Step counter? Check. Calories burned? Check. Distance travelled? Check. Incoming call notifications? Check. These days, it seems it’s no longer enough for a fitness tracker to do the usual activity tracking they used to be good for; they’re increasingly being designed to offer basic smartwatch capabilities as well.
One such wearable is the Striiv Fusion Lite, which, with a relatively smaller price tag of $99, might make you wonder if there’s going to be a corresponding cut in quality. The answer? No, not really — though there are some noticeable differences between the Fusion Lite and higher-end fitness tracking devices. Here’s a look at what it offers:
The Fusion Lite has an inconspicuous and basic design.
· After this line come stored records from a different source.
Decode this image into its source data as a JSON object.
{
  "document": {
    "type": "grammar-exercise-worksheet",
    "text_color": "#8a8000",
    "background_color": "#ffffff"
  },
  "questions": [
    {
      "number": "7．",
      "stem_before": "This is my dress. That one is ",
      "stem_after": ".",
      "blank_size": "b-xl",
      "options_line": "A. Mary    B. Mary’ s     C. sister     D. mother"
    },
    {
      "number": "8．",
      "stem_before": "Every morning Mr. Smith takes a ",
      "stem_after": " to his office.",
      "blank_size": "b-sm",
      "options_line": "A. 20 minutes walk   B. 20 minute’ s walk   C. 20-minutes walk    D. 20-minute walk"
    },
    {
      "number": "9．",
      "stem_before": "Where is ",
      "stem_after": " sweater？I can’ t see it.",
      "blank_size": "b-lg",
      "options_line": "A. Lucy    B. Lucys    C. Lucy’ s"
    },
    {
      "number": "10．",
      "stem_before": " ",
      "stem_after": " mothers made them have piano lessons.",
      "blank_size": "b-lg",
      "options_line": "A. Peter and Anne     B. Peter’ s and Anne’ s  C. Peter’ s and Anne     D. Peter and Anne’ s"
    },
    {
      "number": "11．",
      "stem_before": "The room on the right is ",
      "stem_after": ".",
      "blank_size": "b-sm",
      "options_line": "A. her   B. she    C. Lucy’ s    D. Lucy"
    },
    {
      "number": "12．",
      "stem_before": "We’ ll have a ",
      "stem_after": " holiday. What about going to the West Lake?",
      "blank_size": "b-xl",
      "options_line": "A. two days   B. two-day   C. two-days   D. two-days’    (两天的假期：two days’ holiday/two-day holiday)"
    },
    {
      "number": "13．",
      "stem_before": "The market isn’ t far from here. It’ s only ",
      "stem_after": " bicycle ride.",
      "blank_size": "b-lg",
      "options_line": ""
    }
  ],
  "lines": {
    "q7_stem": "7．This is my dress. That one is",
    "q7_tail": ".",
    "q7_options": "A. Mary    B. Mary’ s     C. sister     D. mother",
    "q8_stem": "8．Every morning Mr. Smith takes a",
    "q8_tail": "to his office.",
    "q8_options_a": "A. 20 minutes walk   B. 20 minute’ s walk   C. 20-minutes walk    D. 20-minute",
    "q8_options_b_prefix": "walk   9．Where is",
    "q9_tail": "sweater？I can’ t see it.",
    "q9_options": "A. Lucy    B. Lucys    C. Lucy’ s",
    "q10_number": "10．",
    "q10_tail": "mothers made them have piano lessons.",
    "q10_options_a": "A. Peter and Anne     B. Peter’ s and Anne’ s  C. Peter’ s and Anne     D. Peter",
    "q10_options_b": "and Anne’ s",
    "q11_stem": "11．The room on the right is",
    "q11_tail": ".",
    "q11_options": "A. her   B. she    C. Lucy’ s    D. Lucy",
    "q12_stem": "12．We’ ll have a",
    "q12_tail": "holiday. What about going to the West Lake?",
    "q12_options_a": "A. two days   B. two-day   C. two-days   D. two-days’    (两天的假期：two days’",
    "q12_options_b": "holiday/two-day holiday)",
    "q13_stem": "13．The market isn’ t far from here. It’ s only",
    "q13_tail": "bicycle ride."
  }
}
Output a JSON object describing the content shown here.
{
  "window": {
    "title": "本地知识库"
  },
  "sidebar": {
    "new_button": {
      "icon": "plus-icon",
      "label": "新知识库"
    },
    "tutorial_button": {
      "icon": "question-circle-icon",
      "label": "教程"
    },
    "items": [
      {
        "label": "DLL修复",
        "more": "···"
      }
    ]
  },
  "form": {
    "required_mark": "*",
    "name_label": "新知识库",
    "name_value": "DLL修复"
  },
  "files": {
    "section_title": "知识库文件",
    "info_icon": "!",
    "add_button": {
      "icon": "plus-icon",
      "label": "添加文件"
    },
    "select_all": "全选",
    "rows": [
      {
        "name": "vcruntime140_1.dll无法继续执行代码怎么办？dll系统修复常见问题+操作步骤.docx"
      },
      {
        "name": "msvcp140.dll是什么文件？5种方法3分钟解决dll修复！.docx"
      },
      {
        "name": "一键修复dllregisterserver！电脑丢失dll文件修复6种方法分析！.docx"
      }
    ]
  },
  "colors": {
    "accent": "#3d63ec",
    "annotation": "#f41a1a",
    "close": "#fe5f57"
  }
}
So if you are looking to make a statement with a flashy band, this might not be the wearable for you. That said, if you want a gadget that will pair with any and every piece of clothing in your wardrobe, you could consider the Fusion Lite.
The device comes with a strap that requires you to snap the clasp closed via a metal stud — something that can be quite hard to manoeuvre one-handed, and which I never really fancied. However, the locking mechanism is fairly sturdy and unlike the old Fitbit Flex, doesn’t fall off easily. The device itself is made of plastic, which keeps its weight down. Unfortunately, this makes it feel rather cheap, unlike higher-end devices that have a more solid touch.
What’s great about the design though, is the Fusion Lite’s touch screen. Being able to view your daily metrics with a swipe — as opposed to having to press a button — is pretty cool and futuristic. The screen resolution may be fairly pixelated, but I found it decent enough; it can be viewed clearly in both dark and bright conditions.
This is without a doubt a staple of all fitness trackers. The chip and algorithm used by Striiv to track steps is awesome, and I found it to be incredibly accurate. Flailing your hands around doesn’t increase step count, unlike some other trackers. It is also the only tracker I’ve gotten to date that doesn’t log me riding on my electrical scooter as sprinting, adding in a chunk of uncredited steps into my daily count.
Estimated distance is also another metric the Fusion Lite calculates based on your step count. The Striiv software takes into account your height to give you an approximate stride length, which turned out to be a good estimation for me.
This is one area in which the Fusion Lite differs from other trackers: it doesn’t take into account your Basal Metabolic Rate (BMR); calorie readings are calculated based solely on the steps you have taken. This is not necessarily a bad thing as it gives you a good idea of how many calories you burn actively, and is a metric you can strive to increase on a regular basis.
Sleep tracking with the Fusion Lite is extremely basic. It was kind of disappointing for two reasons. Firstly, it was not automatic. I had to manually tap on the sleep button to trigger sleep mode, and when you wake up, you have to manually stop sleep mode as well. Failing to do so means you won’t be able to view your sleep data for the night, and if you forget to end sleep mode, you will miss out on step tracking during the day.
Secondly, the Fusion Lite does not track sleep quality. Instead, it only tracks how many times you wake during your sleep. It might be good enough for most, but it certainly pales in comparison with other devices.
The Fusion Lite is probably one of the few budget fitness trackers that allow you to integrate call notifications, though it does not support message notifications unlike its more advanced counterpart, the Striiv Fusion.
Striiv Activity Tracker App
The Striiv Activity Tracker app is fairly basic, but is a clean app I can appreciate. No fluff, just good old data. It also comes with one particularly interesting feature, the Striiv MyLand game. In this game, you use coins and energy to build structures and plants on a virtual island. Coins can be farmed whereas energy is earned from your daily activities — the number of steps you take. So the aim of the game is to get you moving, which is a surprisingly good motivator.
At only $99, the Striiv Fusion Lite is a decent entry-level fitness tracker with the added bonus of letting you receive call notifications. Is it a superb device? Probably not, but it fulfils the basic requirements that most average Joes seek — to keep track of your daily activity levels and encourage you to steer away from a sedentary lifestyle. However, if you are serious about taking your fitness to the next level, you might want to consider higher-end fitness trackers which may cost more, but will offer you a more comprehensive experience.
The Striiv Fusion Lite retails for S$99; for more information, go here.